===== Available data =====

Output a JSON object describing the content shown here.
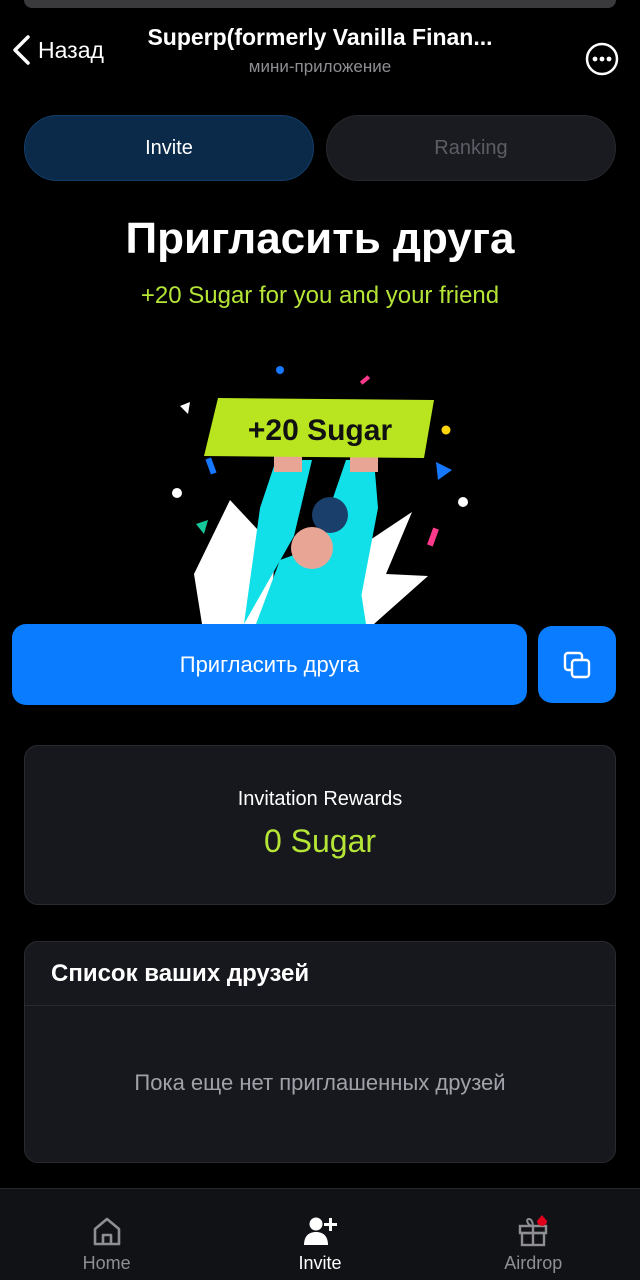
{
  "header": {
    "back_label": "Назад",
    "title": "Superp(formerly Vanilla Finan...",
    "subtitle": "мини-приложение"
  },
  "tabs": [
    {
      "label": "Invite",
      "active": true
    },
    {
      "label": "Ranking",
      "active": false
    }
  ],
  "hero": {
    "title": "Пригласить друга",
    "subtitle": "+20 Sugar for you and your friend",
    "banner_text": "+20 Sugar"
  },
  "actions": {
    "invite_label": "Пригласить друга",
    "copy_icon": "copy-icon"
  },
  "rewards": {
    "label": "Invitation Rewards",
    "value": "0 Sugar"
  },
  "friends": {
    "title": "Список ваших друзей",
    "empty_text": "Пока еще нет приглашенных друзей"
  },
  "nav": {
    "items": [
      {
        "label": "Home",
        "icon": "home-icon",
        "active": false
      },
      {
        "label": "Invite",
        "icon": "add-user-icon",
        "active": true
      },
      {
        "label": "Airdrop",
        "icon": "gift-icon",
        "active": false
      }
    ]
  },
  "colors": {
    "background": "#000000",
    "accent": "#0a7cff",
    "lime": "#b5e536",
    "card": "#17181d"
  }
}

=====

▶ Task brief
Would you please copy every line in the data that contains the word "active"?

▶ Task answer
      "active": true
      "active": false
        "active": false
        "active": true
        "active": false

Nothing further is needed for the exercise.